## Exercise aim
Read through the lines below for the string "Directory" and copy each one that has it.
——————————
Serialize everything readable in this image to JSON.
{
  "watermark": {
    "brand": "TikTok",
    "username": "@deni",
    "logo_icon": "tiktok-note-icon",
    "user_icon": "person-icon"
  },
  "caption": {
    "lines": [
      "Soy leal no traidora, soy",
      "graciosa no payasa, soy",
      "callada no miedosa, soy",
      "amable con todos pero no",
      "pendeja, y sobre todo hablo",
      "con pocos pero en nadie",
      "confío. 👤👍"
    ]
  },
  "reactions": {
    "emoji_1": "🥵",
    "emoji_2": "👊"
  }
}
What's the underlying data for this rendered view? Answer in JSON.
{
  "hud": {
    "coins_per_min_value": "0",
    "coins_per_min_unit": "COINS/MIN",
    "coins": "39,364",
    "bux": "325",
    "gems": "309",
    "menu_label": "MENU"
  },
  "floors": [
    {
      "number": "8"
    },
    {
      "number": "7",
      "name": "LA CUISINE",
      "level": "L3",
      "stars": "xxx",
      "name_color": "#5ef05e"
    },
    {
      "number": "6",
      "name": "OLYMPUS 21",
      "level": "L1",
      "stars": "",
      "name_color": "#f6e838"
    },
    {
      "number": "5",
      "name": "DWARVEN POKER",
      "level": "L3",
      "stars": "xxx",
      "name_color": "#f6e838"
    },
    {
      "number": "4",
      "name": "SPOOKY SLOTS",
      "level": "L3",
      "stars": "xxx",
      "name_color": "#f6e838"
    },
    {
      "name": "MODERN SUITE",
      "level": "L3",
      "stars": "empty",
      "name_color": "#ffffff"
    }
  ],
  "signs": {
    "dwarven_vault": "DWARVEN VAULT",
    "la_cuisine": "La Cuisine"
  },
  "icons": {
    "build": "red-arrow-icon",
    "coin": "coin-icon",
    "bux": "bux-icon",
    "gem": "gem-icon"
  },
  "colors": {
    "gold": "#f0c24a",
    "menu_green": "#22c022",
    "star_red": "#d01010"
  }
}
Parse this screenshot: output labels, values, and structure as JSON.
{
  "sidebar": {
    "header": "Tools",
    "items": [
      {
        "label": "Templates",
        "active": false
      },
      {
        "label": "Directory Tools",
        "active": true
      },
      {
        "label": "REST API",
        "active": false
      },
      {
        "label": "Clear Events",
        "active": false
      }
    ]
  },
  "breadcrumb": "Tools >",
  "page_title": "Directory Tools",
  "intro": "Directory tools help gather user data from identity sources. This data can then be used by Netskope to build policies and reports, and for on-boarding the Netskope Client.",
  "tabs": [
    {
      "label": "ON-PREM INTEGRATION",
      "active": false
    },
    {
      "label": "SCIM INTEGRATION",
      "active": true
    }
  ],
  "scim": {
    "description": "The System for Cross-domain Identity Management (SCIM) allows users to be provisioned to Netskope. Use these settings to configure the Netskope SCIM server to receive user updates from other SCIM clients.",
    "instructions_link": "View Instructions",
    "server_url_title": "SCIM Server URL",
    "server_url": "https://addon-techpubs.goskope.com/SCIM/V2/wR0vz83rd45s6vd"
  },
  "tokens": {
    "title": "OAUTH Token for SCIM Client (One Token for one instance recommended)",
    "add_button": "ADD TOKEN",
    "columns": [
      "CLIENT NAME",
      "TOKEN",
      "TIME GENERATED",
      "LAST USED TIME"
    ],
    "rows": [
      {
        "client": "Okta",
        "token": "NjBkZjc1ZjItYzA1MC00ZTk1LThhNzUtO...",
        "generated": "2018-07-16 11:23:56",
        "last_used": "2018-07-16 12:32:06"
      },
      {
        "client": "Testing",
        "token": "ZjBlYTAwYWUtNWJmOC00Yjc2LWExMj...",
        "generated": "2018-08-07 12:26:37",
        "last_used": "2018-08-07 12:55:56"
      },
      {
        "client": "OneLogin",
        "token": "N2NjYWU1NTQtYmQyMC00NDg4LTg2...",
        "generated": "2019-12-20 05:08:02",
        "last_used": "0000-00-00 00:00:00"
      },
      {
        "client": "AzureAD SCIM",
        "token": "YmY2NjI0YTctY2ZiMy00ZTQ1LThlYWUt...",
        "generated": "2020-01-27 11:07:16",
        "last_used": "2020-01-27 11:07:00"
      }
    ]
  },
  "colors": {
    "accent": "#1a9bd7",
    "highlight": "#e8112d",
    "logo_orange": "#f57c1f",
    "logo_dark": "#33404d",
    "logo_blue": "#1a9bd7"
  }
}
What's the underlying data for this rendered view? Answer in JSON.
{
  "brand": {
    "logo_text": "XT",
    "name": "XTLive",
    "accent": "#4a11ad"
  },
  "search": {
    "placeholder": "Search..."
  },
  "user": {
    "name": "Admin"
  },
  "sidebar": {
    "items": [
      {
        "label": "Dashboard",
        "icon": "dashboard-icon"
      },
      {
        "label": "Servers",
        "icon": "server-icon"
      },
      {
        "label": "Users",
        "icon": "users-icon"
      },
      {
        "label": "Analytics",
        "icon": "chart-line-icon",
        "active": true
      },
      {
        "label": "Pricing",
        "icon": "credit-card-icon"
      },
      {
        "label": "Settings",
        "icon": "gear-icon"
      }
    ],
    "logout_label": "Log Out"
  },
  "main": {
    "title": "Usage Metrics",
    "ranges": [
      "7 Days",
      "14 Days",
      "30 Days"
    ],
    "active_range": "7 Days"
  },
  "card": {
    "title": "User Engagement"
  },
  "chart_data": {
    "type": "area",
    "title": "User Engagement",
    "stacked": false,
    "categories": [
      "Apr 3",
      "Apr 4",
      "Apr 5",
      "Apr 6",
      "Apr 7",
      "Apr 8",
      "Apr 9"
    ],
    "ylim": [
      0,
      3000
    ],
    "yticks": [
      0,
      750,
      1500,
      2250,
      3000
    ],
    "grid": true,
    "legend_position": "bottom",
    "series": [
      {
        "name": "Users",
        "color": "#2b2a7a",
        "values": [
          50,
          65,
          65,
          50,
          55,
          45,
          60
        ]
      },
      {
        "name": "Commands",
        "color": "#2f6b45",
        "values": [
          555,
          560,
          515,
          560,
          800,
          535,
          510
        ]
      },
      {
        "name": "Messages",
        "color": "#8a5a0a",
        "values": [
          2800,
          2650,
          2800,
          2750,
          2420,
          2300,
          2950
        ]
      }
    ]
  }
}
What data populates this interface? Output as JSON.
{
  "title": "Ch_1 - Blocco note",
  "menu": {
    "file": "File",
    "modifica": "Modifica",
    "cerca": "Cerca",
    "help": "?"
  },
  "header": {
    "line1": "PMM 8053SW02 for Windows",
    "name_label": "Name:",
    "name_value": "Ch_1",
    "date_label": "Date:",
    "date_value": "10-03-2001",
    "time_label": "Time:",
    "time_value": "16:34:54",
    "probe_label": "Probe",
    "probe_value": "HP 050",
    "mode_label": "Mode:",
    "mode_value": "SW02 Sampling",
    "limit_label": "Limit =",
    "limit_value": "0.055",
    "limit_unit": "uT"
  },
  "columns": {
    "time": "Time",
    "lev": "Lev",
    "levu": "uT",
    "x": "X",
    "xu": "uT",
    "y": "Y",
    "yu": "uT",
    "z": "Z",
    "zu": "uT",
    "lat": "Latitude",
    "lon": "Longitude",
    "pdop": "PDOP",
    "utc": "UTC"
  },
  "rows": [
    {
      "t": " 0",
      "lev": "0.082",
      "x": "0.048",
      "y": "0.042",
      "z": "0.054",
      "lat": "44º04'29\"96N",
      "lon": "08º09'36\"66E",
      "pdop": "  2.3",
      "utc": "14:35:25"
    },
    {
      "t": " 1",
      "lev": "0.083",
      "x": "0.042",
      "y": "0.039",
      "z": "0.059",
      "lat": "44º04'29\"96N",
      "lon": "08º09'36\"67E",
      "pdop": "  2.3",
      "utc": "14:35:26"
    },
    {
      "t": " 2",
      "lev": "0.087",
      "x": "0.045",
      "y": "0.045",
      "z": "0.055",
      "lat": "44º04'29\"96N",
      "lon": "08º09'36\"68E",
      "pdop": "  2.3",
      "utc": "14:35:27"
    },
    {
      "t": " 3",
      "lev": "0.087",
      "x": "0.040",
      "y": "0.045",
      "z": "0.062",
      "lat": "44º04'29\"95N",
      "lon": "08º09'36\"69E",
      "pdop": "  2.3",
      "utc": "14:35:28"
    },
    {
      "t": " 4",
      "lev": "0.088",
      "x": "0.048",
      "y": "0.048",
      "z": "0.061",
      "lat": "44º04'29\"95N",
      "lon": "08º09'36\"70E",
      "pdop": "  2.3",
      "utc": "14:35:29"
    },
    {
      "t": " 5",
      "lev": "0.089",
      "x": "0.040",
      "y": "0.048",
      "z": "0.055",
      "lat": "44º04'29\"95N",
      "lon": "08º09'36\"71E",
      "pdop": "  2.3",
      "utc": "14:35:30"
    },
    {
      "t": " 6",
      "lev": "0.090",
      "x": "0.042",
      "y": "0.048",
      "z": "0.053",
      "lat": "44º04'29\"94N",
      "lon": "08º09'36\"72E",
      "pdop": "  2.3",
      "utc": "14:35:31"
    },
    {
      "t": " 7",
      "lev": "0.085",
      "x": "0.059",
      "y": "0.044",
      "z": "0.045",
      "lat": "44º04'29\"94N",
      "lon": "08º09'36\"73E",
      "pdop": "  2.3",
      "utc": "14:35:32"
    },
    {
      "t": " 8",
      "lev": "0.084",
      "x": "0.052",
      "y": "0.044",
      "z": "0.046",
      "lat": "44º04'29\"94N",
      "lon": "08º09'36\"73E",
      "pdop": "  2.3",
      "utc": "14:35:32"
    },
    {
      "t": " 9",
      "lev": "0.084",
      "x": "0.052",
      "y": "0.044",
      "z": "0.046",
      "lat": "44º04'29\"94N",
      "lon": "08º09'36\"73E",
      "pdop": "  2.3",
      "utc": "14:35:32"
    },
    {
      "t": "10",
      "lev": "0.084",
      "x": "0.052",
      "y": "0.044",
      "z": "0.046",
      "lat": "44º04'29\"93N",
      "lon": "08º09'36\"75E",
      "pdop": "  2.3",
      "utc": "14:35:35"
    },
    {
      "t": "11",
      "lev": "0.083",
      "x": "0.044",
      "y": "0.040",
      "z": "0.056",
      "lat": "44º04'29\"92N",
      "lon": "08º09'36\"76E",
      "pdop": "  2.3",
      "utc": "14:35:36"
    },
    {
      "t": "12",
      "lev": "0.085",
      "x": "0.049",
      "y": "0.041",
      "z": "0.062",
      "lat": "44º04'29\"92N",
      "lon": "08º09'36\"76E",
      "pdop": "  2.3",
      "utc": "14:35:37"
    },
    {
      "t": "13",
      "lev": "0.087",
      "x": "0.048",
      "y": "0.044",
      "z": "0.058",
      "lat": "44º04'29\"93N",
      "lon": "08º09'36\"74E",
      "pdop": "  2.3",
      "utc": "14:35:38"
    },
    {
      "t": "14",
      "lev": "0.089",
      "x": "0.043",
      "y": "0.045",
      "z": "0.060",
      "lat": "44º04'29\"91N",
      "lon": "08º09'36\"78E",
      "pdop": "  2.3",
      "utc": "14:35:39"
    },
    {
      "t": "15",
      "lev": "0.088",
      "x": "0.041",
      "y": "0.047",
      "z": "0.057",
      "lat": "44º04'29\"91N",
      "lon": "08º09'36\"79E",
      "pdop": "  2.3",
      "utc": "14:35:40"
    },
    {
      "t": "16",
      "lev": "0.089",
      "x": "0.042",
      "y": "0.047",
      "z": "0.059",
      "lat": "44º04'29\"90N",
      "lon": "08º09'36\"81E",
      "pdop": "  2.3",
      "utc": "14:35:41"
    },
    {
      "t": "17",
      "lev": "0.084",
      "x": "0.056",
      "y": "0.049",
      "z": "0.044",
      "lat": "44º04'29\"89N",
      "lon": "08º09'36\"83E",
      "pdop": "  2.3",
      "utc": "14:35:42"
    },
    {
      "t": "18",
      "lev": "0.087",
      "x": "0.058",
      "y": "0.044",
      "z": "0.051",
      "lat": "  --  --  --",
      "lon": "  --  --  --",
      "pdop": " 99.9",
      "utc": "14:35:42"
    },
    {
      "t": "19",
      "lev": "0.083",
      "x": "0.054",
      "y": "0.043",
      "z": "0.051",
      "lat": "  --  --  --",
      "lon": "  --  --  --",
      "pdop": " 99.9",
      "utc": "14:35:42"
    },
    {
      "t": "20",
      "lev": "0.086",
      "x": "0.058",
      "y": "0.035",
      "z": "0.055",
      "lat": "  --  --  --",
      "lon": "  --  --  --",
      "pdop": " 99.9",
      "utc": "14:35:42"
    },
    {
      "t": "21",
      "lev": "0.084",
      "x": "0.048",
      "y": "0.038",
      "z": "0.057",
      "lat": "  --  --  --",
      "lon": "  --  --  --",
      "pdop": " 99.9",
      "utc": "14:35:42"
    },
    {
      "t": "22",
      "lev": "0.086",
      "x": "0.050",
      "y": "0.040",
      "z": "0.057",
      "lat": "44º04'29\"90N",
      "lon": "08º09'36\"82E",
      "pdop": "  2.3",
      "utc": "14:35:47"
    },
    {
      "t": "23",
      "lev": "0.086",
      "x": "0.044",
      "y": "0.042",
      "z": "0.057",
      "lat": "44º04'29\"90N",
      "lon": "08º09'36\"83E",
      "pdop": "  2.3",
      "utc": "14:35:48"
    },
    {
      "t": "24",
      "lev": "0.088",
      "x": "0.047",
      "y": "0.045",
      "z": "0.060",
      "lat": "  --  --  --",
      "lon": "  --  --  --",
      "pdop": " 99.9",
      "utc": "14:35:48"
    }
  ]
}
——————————
## Solution
        "label": "Directory Tools",
  "page_title": "Directory Tools",
  "intro": "Directory tools help gather user data from identity sources. This data can then be used by Netskope to build policies and reports, and for on-boarding the Netskope Client.",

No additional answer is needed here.